This was a lovely, varied concert with an obvious theme based on the natural world. It kicked off with Mendelssohn's sparkling Hebrides Overture, which had a wonderfully taut spring right from the start, and great colour from the woodwinds, especially the clarinets. More>>

Scoop Review Of Books: Q&A: Prue Hyman On ‘Hopes Dashed?’

For Scoop Review of Books, Alison McCulloch interviewed Prue Hyman about her new book, part of the BWB Texts series, Hopes Dashed? The Economics of Gender Inequality More>>

Gordon Campbell: On Chuck Berry (And James Comey, And Bill English)

Back when many people were still treating rock’n’roll as a passing fad – was calypso going to be the new thing? – Chuck Berry knew that it had changed popular music forever. What is even more astonishing is that this 30-ish black r&b musician from a middle class family in St Louis could manage to recreate the world of white teenagers, at a time when the very notion of a “teenager” had just been invented.
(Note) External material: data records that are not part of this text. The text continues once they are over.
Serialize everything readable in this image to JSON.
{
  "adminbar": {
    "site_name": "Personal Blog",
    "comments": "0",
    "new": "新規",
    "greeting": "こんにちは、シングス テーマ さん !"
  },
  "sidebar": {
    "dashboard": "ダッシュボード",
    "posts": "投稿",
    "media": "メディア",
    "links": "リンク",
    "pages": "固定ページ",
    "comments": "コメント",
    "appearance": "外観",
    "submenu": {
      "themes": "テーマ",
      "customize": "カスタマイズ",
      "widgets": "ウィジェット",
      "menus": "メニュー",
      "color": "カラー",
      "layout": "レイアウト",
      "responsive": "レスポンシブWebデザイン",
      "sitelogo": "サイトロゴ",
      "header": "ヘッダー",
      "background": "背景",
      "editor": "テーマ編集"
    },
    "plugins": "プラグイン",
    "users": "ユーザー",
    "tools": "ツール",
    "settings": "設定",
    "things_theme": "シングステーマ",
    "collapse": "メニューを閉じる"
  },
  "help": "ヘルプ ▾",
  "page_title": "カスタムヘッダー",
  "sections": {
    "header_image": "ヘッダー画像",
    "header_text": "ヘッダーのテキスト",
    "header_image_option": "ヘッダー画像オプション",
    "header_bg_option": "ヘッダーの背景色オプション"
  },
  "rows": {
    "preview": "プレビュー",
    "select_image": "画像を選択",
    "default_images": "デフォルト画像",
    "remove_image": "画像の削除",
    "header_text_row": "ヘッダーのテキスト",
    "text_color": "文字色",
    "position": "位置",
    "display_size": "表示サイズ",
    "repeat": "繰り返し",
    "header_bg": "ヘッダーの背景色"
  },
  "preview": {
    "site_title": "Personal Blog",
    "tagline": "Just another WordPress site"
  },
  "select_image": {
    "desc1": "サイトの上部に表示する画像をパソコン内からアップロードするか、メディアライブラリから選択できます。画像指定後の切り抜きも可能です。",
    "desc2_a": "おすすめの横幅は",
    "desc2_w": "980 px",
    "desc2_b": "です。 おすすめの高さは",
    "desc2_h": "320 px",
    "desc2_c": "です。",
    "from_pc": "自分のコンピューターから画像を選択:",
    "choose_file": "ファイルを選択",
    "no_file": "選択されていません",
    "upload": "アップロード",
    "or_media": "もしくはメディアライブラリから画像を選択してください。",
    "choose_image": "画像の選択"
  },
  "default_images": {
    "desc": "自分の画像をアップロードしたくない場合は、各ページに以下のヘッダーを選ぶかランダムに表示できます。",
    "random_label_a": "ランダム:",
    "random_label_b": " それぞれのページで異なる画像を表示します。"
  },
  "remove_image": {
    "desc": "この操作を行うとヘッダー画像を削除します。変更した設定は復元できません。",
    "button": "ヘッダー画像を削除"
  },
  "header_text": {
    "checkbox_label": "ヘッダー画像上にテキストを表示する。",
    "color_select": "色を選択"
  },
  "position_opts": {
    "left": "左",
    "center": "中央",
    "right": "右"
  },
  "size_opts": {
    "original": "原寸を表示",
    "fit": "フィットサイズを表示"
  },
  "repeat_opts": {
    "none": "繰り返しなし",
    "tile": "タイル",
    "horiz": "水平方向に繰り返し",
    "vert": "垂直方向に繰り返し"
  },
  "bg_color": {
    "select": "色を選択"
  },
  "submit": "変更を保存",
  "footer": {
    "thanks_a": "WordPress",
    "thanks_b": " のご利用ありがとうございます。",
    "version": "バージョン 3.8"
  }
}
More>>

Howard Davis Review:
The Baroque Fusion Of L'arpeggiata

Named after a toccata by German composer Girolamo Kapsberger, L'Arpeggiata produces its unmistakable sonority mainly from the resonance of plucked strings, creating a tightly-woven acoustic texture that is both idiosyncratic and immediately identifiable. Director Christina Pluhar engenders this distinctive tonality associated with the ensemble she founded in 2000 by inviting musicians and vocalists from around the world to collaborate on specific projects illuminated by her musicological research. More>>

African Masks And Sculpture: Attic Discovery On Display At Expressions Whirinaki

Ranging from masks studded with nails and shards of glass to statues laden with magical metal, the works are from ethnic groups in nine countries ranging from Ivory Coast to the Democratic Republic of the Congo. More>>

Get More From Scoop

 
 

LATEST HEADLINES

 
 
 
 
Culture
Search Scoop  
 
 
Powered by Vodafone
NZ independent news